─── DATASET EXCERPTS ───
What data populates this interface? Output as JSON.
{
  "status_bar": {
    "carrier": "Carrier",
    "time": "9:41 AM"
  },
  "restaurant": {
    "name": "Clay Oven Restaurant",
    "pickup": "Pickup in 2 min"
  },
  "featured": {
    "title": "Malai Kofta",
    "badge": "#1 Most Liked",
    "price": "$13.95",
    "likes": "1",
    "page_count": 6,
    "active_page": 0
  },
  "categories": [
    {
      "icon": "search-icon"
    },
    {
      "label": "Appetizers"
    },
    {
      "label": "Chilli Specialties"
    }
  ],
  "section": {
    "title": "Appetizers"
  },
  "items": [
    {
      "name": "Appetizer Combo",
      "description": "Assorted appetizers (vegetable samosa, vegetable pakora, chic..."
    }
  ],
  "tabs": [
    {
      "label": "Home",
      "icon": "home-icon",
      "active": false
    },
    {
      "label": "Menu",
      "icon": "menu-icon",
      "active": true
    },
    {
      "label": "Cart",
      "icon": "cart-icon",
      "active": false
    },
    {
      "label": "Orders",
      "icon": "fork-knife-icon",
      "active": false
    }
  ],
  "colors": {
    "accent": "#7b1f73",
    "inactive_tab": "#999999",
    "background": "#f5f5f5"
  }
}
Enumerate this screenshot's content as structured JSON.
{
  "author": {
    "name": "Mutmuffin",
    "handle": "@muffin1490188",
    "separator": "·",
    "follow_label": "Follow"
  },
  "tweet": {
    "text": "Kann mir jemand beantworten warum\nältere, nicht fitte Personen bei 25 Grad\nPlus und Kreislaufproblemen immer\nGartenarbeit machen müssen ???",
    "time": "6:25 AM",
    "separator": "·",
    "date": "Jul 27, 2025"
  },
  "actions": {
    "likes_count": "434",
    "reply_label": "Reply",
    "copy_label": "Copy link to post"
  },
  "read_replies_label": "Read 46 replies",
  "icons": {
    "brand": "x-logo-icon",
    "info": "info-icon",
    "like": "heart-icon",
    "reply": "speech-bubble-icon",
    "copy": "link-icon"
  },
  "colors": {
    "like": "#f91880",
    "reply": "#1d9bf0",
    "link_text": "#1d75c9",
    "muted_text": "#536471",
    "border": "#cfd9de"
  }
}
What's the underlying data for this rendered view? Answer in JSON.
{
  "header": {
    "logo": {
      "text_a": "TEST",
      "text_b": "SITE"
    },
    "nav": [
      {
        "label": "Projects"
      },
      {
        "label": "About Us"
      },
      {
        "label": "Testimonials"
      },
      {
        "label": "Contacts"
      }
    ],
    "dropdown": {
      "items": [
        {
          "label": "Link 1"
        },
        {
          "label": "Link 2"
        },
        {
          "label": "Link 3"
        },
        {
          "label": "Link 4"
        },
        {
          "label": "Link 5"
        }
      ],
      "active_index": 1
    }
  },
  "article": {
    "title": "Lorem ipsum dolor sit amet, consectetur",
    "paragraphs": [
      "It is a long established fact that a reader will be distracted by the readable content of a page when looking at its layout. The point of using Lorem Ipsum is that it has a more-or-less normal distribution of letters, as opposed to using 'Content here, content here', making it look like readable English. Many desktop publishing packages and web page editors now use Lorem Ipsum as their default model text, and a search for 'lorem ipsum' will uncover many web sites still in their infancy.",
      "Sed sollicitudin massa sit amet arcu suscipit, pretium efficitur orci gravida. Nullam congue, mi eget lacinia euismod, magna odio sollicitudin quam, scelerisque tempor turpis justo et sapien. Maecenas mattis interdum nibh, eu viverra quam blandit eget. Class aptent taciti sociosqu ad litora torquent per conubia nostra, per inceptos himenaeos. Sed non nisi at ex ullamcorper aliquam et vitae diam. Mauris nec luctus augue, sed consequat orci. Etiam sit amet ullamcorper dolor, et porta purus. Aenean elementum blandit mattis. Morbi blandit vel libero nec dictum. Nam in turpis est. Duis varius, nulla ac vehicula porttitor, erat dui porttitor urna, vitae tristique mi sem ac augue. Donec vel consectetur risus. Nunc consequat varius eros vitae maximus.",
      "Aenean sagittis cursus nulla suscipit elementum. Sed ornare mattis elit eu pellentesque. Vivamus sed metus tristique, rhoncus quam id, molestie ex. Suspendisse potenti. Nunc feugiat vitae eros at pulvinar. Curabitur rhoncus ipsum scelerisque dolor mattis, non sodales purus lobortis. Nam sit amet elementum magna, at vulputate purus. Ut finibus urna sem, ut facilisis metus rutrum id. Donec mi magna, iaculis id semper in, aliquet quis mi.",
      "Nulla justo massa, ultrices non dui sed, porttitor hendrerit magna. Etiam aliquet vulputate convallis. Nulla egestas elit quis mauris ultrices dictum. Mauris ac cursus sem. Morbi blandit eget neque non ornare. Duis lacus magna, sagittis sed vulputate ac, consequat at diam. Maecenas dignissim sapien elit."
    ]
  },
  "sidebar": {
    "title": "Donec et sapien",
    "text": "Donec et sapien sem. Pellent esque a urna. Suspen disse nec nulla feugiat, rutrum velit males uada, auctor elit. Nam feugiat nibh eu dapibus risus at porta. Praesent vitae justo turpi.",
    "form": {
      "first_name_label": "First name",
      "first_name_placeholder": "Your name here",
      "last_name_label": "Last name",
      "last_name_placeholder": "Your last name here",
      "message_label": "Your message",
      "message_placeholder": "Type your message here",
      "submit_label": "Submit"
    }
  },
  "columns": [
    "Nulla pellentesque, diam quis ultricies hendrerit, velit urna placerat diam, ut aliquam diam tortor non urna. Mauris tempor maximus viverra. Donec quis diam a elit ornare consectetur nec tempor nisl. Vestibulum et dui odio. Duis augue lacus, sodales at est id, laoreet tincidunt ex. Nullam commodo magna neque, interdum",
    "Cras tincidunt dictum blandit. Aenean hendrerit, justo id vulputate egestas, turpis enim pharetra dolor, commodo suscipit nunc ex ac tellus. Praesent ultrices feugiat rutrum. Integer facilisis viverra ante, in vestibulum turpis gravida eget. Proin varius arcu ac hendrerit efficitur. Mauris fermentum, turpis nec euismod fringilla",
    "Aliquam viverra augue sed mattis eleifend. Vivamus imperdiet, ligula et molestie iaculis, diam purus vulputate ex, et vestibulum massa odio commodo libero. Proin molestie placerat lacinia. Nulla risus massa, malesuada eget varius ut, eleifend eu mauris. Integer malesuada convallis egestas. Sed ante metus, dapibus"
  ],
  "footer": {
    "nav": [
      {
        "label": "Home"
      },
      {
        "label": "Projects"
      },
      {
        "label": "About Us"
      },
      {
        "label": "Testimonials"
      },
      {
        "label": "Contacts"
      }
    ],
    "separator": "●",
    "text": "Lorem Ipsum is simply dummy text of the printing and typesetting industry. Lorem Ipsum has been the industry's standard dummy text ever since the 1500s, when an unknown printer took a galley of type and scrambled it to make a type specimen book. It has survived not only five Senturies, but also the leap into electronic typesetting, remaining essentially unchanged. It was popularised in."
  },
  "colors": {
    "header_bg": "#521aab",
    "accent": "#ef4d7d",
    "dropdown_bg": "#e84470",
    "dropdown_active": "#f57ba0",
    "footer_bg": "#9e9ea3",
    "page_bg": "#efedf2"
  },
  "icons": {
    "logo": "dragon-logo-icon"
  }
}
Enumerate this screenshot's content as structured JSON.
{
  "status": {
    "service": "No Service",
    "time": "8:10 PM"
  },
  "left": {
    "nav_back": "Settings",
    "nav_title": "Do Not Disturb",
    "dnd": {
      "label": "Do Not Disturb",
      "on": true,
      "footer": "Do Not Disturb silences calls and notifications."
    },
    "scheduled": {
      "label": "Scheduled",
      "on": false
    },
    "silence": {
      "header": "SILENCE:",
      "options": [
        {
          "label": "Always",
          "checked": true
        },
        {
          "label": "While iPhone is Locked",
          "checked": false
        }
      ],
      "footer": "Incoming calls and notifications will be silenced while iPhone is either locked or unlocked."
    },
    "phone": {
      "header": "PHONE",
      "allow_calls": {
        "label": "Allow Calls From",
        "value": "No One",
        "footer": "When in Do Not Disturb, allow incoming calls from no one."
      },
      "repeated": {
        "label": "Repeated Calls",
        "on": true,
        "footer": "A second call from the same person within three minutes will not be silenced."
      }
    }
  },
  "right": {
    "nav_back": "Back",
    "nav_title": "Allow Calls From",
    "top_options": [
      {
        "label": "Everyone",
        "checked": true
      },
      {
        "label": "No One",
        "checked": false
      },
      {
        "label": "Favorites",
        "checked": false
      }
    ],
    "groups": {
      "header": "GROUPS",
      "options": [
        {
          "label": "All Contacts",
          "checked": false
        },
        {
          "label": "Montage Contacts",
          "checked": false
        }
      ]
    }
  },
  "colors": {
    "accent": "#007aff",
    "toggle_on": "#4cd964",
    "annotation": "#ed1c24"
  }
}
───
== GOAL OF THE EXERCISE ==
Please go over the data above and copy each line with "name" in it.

== TASK SOLUTION ==
    "name": "Clay Oven Restaurant",
      "name": "Appetizer Combo",
    "name": "Mutmuffin",
      "first_name_label": "First name",
      "first_name_placeholder": "Your name here",
      "last_name_label": "Last name",
      "last_name_placeholder": "Your last name here",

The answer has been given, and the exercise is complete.